Only approved courses may carry HSW credit. Because the guidelines for HSW credit require learning in a structured environment, you may not self-report HSW credits. Courses approved for HSW credit contain at least 75 percent HSW content, including related activities. This helps the AIA ensure content credibility so AIA members can satisfy their membership and state mandatory continuing education (MCE) requirements for HSW topics. Read more.

How does HSW relate to CES?

The AIA requires Architect members to earn at least 12 LUs (of the 18 total LUs required) in HSW topics. You may earn more than 12 LUs in HSW topics. Any addition LUs earned will apply to the overall 18 LU requirement.

What specific subject areas qualify for AIA HSW credit?

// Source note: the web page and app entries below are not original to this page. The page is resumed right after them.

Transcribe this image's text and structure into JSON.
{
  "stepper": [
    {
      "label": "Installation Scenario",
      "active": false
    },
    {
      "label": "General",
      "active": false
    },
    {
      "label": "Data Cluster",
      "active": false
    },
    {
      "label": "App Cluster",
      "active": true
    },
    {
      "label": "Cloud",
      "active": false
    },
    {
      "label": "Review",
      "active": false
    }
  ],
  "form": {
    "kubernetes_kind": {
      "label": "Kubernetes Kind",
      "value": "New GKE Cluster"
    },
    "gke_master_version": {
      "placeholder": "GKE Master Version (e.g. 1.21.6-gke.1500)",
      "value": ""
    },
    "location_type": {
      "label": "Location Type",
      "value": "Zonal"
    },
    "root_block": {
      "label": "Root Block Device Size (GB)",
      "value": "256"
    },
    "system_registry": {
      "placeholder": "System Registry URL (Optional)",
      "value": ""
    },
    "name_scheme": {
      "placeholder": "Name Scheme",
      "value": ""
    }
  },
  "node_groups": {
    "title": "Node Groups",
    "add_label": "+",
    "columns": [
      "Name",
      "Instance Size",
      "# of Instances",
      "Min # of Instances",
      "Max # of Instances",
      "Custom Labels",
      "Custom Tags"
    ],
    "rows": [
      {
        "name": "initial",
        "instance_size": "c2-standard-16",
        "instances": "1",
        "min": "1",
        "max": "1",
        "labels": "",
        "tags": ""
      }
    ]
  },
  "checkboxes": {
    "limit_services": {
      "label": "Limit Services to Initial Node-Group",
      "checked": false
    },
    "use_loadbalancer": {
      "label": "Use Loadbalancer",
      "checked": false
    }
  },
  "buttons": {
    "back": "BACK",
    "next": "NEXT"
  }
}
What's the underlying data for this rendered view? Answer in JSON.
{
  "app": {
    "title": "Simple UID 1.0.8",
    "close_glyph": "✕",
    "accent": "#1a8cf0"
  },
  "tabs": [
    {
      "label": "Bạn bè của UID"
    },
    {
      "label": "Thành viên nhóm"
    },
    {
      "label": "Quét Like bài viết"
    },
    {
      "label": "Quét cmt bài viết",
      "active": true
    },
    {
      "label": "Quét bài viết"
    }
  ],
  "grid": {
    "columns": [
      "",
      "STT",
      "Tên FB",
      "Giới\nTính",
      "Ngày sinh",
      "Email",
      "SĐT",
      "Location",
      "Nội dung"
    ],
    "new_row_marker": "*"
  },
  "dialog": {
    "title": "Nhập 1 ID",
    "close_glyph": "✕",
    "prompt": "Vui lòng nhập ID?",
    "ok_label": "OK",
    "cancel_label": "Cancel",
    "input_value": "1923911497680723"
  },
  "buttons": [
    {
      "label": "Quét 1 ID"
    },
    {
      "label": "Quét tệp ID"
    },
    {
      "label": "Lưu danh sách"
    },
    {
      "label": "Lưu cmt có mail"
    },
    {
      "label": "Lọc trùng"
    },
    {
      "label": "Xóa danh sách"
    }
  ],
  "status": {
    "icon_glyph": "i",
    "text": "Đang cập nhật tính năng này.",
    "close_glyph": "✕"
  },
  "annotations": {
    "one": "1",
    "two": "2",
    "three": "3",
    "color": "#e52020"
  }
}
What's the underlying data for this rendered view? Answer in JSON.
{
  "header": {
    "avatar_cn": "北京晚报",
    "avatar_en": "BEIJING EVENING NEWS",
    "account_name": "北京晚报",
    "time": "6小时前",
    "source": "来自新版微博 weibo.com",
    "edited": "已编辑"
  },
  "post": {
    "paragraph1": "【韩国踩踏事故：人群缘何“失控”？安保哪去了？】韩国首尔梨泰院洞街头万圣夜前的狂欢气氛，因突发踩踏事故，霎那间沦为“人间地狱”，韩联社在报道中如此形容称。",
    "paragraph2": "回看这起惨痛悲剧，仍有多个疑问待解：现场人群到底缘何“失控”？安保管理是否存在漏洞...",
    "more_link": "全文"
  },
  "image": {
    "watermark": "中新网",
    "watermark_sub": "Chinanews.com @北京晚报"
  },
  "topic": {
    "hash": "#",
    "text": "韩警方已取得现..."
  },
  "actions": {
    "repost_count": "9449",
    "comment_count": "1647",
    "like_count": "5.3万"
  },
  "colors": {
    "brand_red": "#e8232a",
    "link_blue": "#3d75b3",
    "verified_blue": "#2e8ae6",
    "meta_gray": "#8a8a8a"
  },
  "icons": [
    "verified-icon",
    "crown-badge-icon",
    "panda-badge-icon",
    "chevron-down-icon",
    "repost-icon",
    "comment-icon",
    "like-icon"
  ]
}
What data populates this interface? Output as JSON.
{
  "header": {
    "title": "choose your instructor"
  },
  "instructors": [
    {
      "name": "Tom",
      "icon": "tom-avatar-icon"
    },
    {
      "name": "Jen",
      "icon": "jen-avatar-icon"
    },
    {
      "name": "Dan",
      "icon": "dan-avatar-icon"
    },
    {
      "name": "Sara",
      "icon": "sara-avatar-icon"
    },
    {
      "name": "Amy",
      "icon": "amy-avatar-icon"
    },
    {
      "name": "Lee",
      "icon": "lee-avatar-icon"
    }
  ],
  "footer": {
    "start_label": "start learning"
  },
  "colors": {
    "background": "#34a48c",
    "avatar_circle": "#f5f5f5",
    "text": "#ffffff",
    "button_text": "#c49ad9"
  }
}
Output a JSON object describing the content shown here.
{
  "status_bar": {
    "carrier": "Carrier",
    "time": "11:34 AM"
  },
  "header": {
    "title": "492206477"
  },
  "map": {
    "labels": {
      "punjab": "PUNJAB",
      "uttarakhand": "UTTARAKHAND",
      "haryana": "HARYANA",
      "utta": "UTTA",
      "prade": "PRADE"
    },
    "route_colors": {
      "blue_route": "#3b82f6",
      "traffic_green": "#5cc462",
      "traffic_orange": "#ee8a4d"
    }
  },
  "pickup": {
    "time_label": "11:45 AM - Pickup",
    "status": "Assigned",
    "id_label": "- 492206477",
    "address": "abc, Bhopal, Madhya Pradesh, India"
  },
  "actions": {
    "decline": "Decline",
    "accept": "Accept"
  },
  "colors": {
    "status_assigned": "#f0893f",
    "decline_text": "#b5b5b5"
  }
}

HSW subject areas are defined by the AIA, NCARB, and state licensing boards with HSW requirements. Some states have specific continuing education requirements and guidelines for what types of courses and content qualify. Be sure to check with the licensing board for states where you are licensed to determine any jurisdiction-specific requirements for content or reporting.

What if I don’t meet the annual requirements or the deadline for AIA membership?

Each year, the AIA audits a percentage of eligible AIA members for compliance with the continuing education requirement. Members who fail to meet the annual requirements are given a nine-month grace period through September 30 of the following year. Any credit earned during the nine-month grace period will apply towards the deficit from the prior year and not to meeting the current year’s requirement. For example, an LU/HSW credit earned during the nine-month grace period will apply towards any LU/HSW deficit from the prior year. During the grace period, members can retroactively report any activities they completed but failed to report in the prior year.

What if I take an AIA course before the September 30 deadline but the provider does not report attendance in time?

As long as the course was successfully completed before the deadline and the provider reports it, the course will still apply. Please contact the AIA and us if you anticipate this happening.

What is the AIA/CES non-compliance policy?

Members are considered in non-compliance with the AIA continuing education requirement if they have not completed and reported 18 LU hours (including 12 LU/HSWs) by December 31 of each year. Members in non-compliance have an opportunity to report missing continuing education credits and earn the credits necessary to address any deficiency before September 30 of the following year. During this nine-month grace period, members who are found not in compliance through the annual audit are at risk of membership termination for non-compliance.

If I meet AIA’s continuing education requirements, will I satisfy my state licensure requirements?

AIA continuing education requirements are aligned with NCARB’s model law and regulations so that the requirements parallel the MCE requirements in many jurisdictions.

However, we cannot guarantee that you will satisfy your state’s licensing requirements if you meet AIA’s continuing education requirement. State requirements may change, and some states have specific rules about courses that meet their MCE requirements. Please check with your state licensing board.